4. The state presented countervailing evidence from Drs. Salcedo and Richoux, who testified that they found the defendant non-psychotic and almost certainly sane at the time of the offense, even while acknowledging a consistent history of diagnosis for significant mental disorders and for mental retardation. On the latter question, both doctors testified that the defendant was not, in fact, mentally retarded. In particular, Dr. Salcedo saw no need to administer an I.Q. test to the defendant because it was clear to him that defendant's I.Q. did not fall below 69, “which is where mild mental retardation begins.”Given the divergent medical opinion on the question of respondent's mental status and his sanity at the time of the offense, the court of appeal found that “[v]iewing all of the evidence in a light most favorable to the prosecution, any rational trier of fact could have found that defendant failed to prove by a preponderance of the evidence that he was unable to distinguish between right and wrong at the time he raped his daughter.” Morgan, 99-2685 at 23, 779 So.2d at 30.

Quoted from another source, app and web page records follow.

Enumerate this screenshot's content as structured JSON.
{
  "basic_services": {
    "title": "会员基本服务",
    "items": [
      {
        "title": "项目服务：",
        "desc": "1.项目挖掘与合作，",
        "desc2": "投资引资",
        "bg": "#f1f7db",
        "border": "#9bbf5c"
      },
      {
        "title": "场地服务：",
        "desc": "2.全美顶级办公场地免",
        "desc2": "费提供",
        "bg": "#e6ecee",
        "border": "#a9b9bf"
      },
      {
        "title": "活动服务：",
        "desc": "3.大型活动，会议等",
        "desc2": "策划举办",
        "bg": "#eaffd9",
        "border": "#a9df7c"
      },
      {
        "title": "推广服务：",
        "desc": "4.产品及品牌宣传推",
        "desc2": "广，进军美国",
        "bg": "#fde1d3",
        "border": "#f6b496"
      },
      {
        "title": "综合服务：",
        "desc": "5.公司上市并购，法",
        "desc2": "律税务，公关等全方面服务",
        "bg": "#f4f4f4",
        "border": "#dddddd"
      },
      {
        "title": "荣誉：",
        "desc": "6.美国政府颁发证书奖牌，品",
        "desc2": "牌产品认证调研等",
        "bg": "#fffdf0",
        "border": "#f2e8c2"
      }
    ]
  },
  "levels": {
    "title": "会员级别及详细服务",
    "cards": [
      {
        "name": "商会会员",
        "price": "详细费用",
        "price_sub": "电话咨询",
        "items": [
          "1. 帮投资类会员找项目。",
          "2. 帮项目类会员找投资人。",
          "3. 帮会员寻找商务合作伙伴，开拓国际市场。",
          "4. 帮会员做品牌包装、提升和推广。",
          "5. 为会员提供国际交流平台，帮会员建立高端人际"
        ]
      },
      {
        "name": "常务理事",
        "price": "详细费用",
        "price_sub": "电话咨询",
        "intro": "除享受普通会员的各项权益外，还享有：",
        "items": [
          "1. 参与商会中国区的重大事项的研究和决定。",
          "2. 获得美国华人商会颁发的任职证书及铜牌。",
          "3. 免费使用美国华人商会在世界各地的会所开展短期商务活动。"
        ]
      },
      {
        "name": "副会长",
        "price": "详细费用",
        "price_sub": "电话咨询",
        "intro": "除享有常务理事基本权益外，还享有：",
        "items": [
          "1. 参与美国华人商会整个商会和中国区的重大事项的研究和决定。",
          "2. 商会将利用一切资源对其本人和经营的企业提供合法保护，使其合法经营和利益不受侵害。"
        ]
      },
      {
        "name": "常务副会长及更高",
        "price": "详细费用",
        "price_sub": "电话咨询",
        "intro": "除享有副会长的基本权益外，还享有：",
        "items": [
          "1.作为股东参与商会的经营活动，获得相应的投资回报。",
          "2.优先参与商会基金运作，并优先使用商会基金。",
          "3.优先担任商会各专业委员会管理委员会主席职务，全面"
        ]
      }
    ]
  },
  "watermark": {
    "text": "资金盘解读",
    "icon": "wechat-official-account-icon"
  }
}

5. The distinction drawn by Dr. Zimmerman between an individual's comprehension of legal wrong and moral wrong touched on an ambiguity in Louisiana's law regarding the M'Naughten right/wrong test of legal insanity incorporated in La.R.S. 14:14. We discussed the distinction in Abercrombie and concluded that, at least until the legislature further refines the standard in La.R.S. 14:14, this state follows the “predominant practice in American jurisdictions” by permitting a jury “to find the accused sane if the accused knows it is ‘wrong’ to commit the offense, without specifying that he must know it is either ‘legally’ or ‘morally’ wrong.” Abercrombie, 375 So.2d at 1178; see 1 Wayne R. LaFave, Substantive Criminal Law, § 7.2(b), p. 538 (2nd ed. 2003)(“In England, M'Naughten is now read as requiring that the defendant know that the act was legally wrong. In this country, however, the question of whether wrong means legally or morally wrong has not been clearly resolved. The issue has very seldom been raised; this part of the M'Naughten test is simply given to the jury without explanation.”) (footnotes omitted). Many jurisdictions treat the distinction as one without a meaningful difference in terms of a defendant's culpability for his acts. See State v. Worlock, 117 N.J. 596, 569 A.2d 1314, 1322 (1990)(“Because an act that is contrary to law will generally contravene societal morals, a defendant who claims that he or she lacked the capacity to comprehend either legal or moral wrong need not receive a charge distinguishing the two kinds of wrong.”); State v. Crenshaw, 98 Wash.2d 789, 659 P.2d 488, 494 (1983)(“The law is, for the most part, an expression of collective morality․ [S]ince by far the vast majority of cases in which insanity is pleaded as a defense to criminal prosecutions involves acts which are universally regarded as morally wicked as well as illegal, the hair-splitting distinction between legal and moral wrong need not be given much attention.”)(internal quotation marks and citations omitted).
TRAYLOR, KNOLL and WEIMER, JJ., concur and assign reasons.